Photos

Citations

Attributes / relations provided by 1Myers, P., R. Espinosa, C. S. Parr, T. Jones, G. S. Hammond, and T. A. Dewey. 2006. The Animal Diversity Web (online). Accessed February 01, 2010 at animaldiversity.org 2de Magalhaes, J. P., and Costa, J. (2009) A database of vertebrate longevity records and their relation to other life-history traits. Journal of Evolutionary Biology 22(8):1770-1774 3Riede, Klaus (2004) Global Register of Migratory Species - from Global to Regional Scales. Final Report of the R&D-Projekt 808 05 081. 330 pages + CD-ROM 4Jorrit H. Poelen, James D. Simons and Chris J. Mungall. (2014). Global Biotic Interactions: An open infrastructure to share and analyze species-interaction datasets. Ecological Informatics. 5Gibson, D. I., Bray, R. A., & Harris, E. A. (Compilers) (2005). Host-Parasite Database of the Natural History Museum, London
Images provided by Google Image Search

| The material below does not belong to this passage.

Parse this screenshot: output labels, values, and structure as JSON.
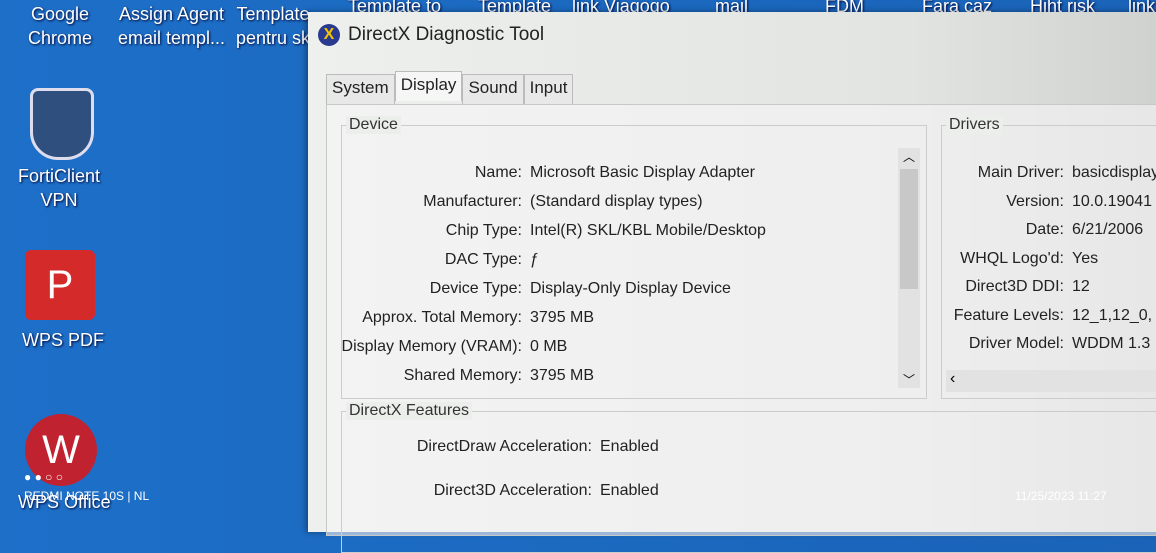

Abstract provided by DBpedia licensed under a Creative Commons License
Weather provided by NOAA METAR Data Access